[Excerpts from an interface dataset]
────────────────────────────────────────

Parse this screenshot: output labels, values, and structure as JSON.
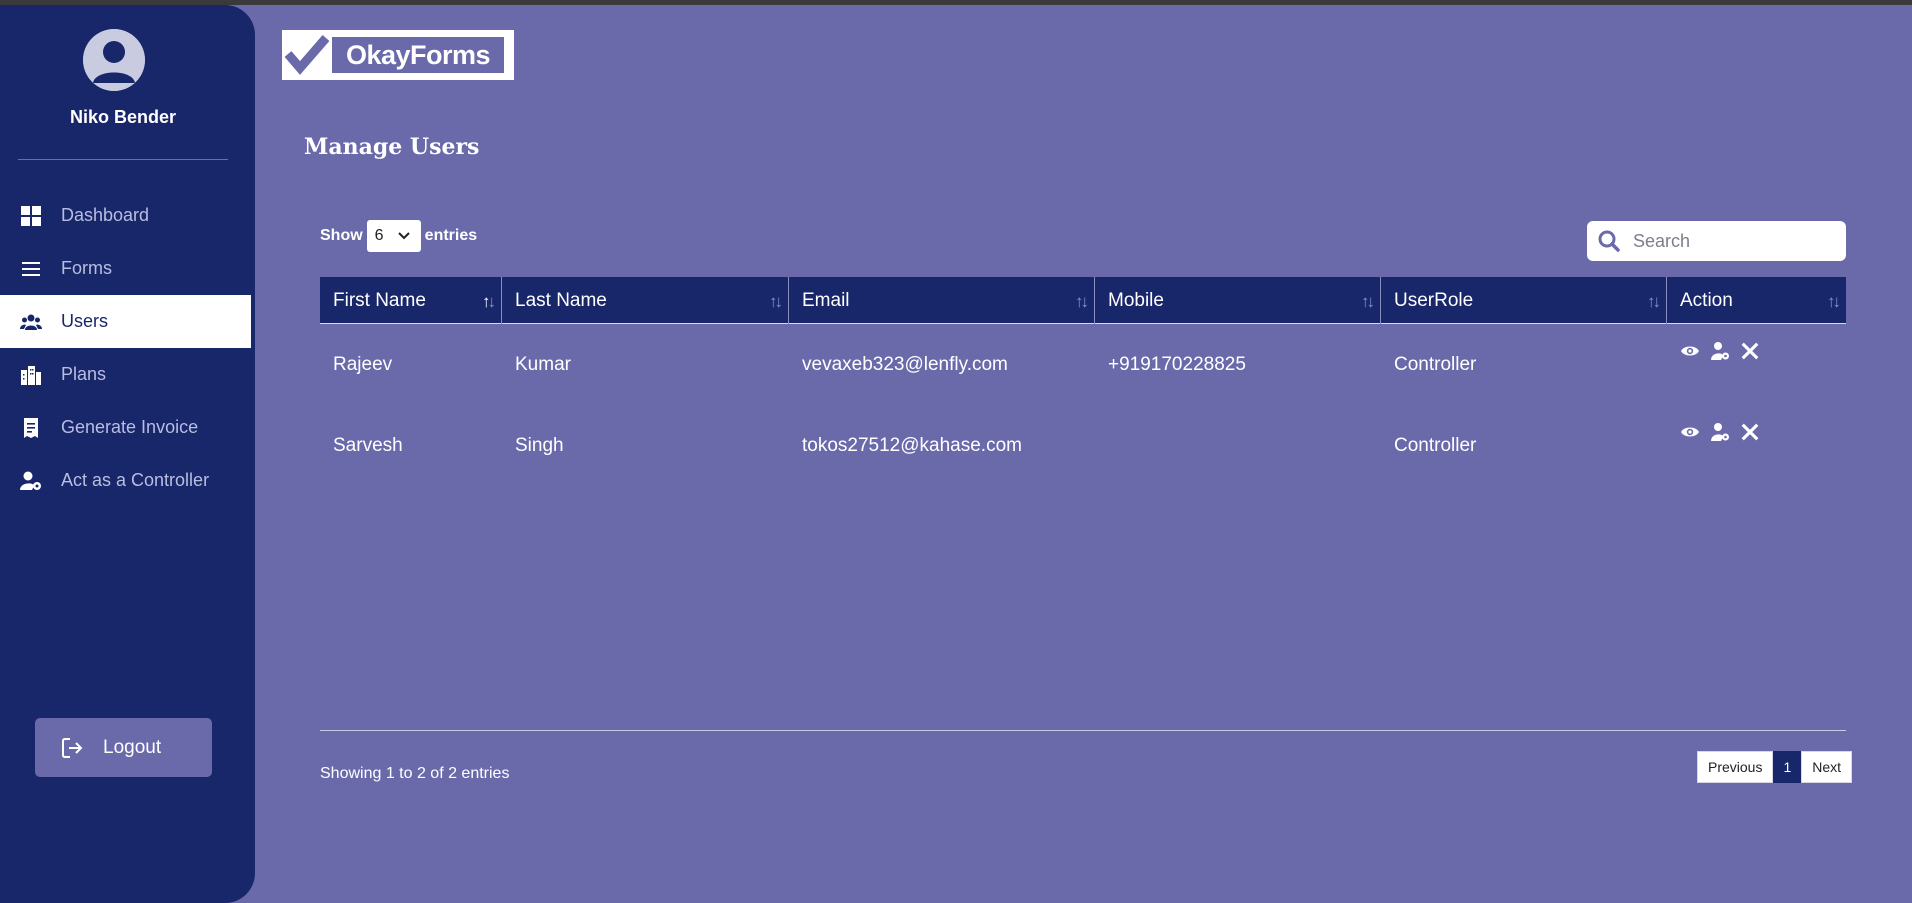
{
  "user": {
    "name": "Niko Bender"
  },
  "sidebar": {
    "items": [
      {
        "label": "Dashboard",
        "icon": "dashboard-icon",
        "active": false
      },
      {
        "label": "Forms",
        "icon": "menu-lines-icon",
        "active": false
      },
      {
        "label": "Users",
        "icon": "users-icon",
        "active": true
      },
      {
        "label": "Plans",
        "icon": "buildings-icon",
        "active": false
      },
      {
        "label": "Generate Invoice",
        "icon": "receipt-icon",
        "active": false
      },
      {
        "label": "Act as a Controller",
        "icon": "user-gear-icon",
        "active": false
      }
    ],
    "logout_label": "Logout"
  },
  "logo": {
    "text": "OkayForms"
  },
  "page": {
    "title": "Manage Users"
  },
  "table_controls": {
    "show_label": "Show",
    "entries_label": "entries",
    "page_length": "6",
    "search_placeholder": "Search"
  },
  "table": {
    "columns": [
      "First Name",
      "Last Name",
      "Email",
      "Mobile",
      "UserRole",
      "Action"
    ],
    "rows": [
      {
        "first_name": "Rajeev",
        "last_name": "Kumar",
        "email": "vevaxeb323@lenfly.com",
        "mobile": "+919170228825",
        "role": "Controller"
      },
      {
        "first_name": "Sarvesh",
        "last_name": "Singh",
        "email": "tokos27512@kahase.com",
        "mobile": "",
        "role": "Controller"
      }
    ]
  },
  "footer": {
    "info": "Showing 1 to 2 of 2 entries",
    "prev_label": "Previous",
    "current_page": "1",
    "next_label": "Next"
  },
  "colors": {
    "sidebar": "#18266a",
    "background": "#6a6aab",
    "header": "#18266a",
    "text": "#ffffff"
  }
}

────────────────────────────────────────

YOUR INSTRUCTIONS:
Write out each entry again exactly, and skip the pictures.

RESULT BELOW:
Parse this screenshot: output labels, values, and structure as JSON.
{
  "user": {
    "name": "Niko Bender"
  },
  "sidebar": {
    "items": [
      {
        "label": "Dashboard",
        "icon": "dashboard-icon",
        "active": false
      },
      {
        "label": "Forms",
        "icon": "menu-lines-icon",
        "active": false
      },
      {
        "label": "Users",
        "icon": "users-icon",
        "active": true
      },
      {
        "label": "Plans",
        "icon": "buildings-icon",
        "active": false
      },
      {
        "label": "Generate Invoice",
        "icon": "receipt-icon",
        "active": false
      },
      {
        "label": "Act as a Controller",
        "icon": "user-gear-icon",
        "active": false
      }
    ],
    "logout_label": "Logout"
  },
  "logo": {
    "text": "OkayForms"
  },
  "page": {
    "title": "Manage Users"
  },
  "table_controls": {
    "show_label": "Show",
    "entries_label": "entries",
    "page_length": "6",
    "search_placeholder": "Search"
  },
  "table": {
    "columns": [
      "First Name",
      "Last Name",
      "Email",
      "Mobile",
      "UserRole",
      "Action"
    ],
    "rows": [
      {
        "first_name": "Rajeev",
        "last_name": "Kumar",
        "email": "vevaxeb323@lenfly.com",
        "mobile": "+919170228825",
        "role": "Controller"
      },
      {
        "first_name": "Sarvesh",
        "last_name": "Singh",
        "email": "tokos27512@kahase.com",
        "mobile": "",
        "role": "Controller"
      }
    ]
  },
  "footer": {
    "info": "Showing 1 to 2 of 2 entries",
    "prev_label": "Previous",
    "current_page": "1",
    "next_label": "Next"
  },
  "colors": {
    "sidebar": "#18266a",
    "background": "#6a6aab",
    "header": "#18266a",
    "text": "#ffffff"
  }
}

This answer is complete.